§ WHAT YOU SHOULD DO:
Go through the entries below, tally each line that has the word "dövün", and give only the total.

§ PROVIDED MATERIAL:
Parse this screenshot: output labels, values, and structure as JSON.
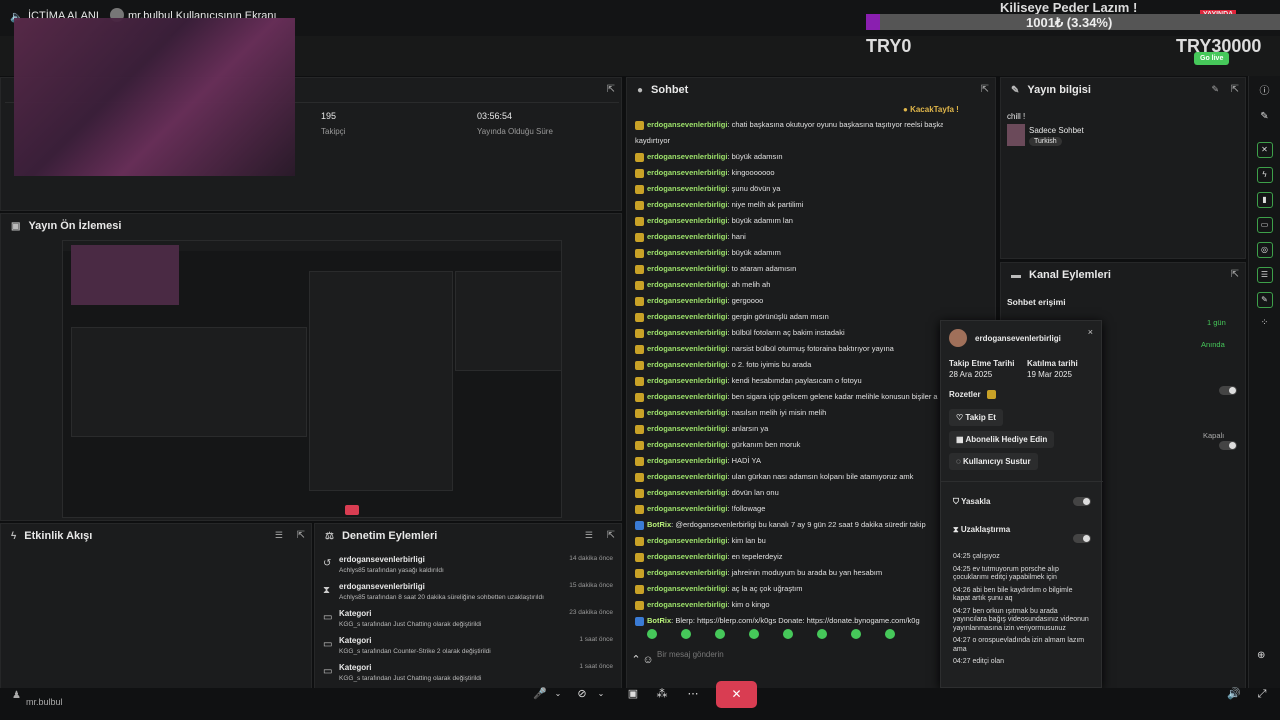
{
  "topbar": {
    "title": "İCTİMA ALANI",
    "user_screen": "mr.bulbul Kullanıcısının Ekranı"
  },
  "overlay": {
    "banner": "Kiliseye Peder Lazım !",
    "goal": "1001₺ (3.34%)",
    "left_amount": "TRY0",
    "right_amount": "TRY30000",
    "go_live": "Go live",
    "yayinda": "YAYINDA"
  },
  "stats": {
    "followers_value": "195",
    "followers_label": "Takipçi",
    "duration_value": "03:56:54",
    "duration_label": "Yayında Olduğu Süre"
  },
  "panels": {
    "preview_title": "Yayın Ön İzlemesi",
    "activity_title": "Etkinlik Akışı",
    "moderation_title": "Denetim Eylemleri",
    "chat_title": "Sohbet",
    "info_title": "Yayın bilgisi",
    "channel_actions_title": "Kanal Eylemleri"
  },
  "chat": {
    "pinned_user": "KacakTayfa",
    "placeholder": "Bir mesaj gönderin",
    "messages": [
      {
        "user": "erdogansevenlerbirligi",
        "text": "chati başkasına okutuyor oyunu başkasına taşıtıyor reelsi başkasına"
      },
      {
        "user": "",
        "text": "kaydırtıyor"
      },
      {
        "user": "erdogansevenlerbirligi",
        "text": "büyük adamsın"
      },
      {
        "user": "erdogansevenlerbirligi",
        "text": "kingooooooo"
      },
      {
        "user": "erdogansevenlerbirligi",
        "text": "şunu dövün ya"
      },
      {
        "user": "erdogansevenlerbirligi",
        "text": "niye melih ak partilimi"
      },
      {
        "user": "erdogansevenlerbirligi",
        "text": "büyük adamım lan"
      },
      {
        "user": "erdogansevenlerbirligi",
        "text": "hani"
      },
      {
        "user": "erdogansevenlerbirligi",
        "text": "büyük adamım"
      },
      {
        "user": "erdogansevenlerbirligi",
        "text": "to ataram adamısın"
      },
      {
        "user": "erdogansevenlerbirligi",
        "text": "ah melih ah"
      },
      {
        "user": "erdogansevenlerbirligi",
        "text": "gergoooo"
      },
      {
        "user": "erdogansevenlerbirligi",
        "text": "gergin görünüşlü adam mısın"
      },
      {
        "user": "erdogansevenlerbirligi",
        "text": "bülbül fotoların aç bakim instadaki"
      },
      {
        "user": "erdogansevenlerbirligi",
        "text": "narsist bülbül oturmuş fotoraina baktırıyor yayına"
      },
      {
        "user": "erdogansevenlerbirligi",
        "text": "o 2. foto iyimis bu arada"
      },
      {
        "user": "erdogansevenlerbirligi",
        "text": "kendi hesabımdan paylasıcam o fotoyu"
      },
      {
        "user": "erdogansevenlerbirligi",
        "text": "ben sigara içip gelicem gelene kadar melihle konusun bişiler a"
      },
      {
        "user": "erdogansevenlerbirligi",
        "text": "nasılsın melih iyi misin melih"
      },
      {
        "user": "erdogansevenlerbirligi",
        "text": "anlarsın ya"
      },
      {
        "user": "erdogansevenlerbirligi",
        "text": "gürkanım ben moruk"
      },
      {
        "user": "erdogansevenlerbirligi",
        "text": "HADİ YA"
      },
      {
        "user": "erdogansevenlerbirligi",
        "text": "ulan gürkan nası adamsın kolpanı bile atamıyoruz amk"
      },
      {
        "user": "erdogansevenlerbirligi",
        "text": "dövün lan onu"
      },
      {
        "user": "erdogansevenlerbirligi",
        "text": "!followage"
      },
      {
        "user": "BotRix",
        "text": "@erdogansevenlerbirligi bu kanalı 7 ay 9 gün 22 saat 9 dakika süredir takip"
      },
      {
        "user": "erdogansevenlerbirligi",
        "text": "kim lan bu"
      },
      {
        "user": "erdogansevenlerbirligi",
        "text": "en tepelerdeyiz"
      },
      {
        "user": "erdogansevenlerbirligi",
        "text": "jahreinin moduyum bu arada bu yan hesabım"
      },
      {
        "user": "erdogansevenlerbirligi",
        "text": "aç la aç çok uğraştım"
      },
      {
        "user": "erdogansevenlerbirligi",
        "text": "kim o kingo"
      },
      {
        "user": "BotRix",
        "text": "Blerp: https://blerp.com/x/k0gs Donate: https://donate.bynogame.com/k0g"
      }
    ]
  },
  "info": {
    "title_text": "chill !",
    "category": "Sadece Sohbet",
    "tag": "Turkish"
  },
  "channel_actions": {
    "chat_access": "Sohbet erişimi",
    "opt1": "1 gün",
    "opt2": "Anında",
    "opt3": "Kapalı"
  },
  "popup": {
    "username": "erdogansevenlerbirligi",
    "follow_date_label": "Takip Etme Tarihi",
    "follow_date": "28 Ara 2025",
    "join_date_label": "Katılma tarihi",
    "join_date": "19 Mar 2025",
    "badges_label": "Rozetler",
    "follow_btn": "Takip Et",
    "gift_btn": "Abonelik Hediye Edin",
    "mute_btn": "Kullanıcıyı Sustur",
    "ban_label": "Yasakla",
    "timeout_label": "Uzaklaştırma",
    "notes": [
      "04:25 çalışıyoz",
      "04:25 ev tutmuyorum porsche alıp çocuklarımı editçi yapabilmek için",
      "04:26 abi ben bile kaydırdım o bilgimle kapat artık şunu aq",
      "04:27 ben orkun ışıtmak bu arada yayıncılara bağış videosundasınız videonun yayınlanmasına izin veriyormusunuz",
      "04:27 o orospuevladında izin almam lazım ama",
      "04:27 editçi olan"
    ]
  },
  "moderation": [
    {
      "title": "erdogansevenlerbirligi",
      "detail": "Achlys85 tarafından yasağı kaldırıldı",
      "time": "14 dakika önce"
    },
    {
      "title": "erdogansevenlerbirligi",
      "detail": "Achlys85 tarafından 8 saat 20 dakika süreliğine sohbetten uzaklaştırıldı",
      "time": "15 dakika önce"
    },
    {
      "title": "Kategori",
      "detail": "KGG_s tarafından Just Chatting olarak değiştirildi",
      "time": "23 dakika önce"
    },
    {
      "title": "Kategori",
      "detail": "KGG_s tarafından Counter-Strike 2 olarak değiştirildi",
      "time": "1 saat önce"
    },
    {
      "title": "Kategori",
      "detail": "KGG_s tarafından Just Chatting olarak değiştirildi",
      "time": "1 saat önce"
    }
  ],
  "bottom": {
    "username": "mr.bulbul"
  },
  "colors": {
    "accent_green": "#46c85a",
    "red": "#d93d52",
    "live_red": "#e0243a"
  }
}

§ TASK OUTPUT:
2